The lottery is a form of gambling where participants buy tickets for the chance to win a prize. The prizes may be anything from a small item to large sums of money. The winners are chosen through a random draw of all the tickets purchased. This is done in order to ensure that there are no ties between the ticket holders and the prizes. The lottery is also a way for governments to raise money without having to tax people directly.

Some of the prizes are given to charity while others are used for public works projects. This is a great way to get the public involved in a project and it also helps to create jobs. The lottery is a very popular form of gambling and it contributes billions to the economy each year. It is important to remember that there are no guarantees of winning and you should always play responsibly.

Most states run their own lotteries and some even organize national games like Powerball. The profits from the lottery are often used for state projects like roadwork and education. In addition, some states use the money for support centers for addiction and recovery. Others put it into the general fund to address budget shortfalls and pay for things like police force or other social services.

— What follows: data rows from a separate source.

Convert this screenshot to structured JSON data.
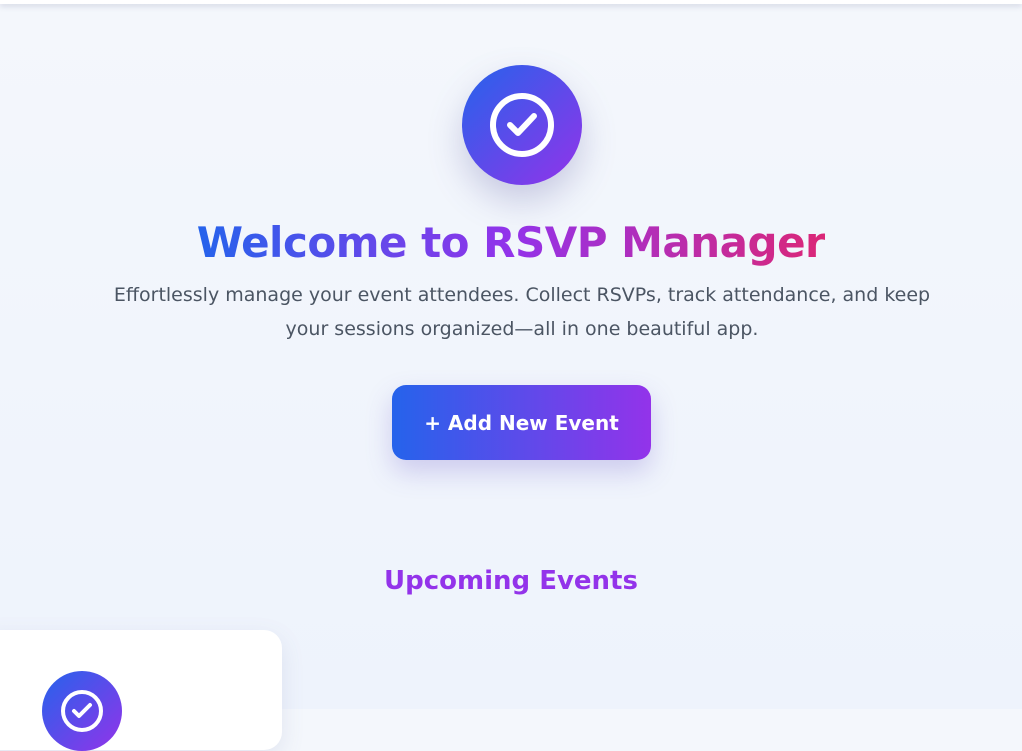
{
  "hero": {
    "icon": "check-circle-icon",
    "title": "Welcome to RSVP Manager",
    "subtitle": "Effortlessly manage your event attendees. Collect RSVPs, track attendance, and keep your sessions organized—all in one beautiful app.",
    "add_button_label": "+ Add New Event"
  },
  "events": {
    "heading": "Upcoming Events",
    "cards": [
      {
        "icon": "check-circle-icon"
      }
    ]
  },
  "colors": {
    "gradient_start": "#2563eb",
    "gradient_mid": "#9333ea",
    "gradient_end": "#db2777",
    "heading": "#9333ea",
    "body_text": "#4b5563"
  }
}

In the United States, lottery winnings are usually paid out as an annuity or one-time payment. In the case of an annuity, the winner receives a portion of the jackpot each year for the rest of his or her life. This prevents winners from blowing through their winnings due to irresponsible spending and is a more sustainable option.

The term lottery is derived from the Latin Lotteria, which means “fateful drawing”. The first recorded lotteries took place in Europe in the 15th century. Various cities held public lotteries to raise funds for town fortifications, and for the poor. These early lotteries resembled modern-day bingo games, with numbered slips of paper or cloth being drawn to determine the winners.

Many people buy a lottery ticket each week in the US, contributing to billions of dollars annually. While most people consider lotteries harmless, they are not without their critics. Some believe that lotteries are a waste of money and prey on the economically disadvantaged. Others claim that lottery prizes are not as valuable as advertised, and argue that it is a form of gambling.

While it may seem like fun to try to win a big jackpot, the odds of winning are extremely low. If you are a regular lottery player, you might want to reconsider your habits and think about how much you really need the money you could potentially win.

Most people think that winning the lottery will solve all of their problems, but that is rarely the case. The lottery is a huge industry and it takes a lot of time to make a small amount of money. It is important to understand how the system works before you start playing.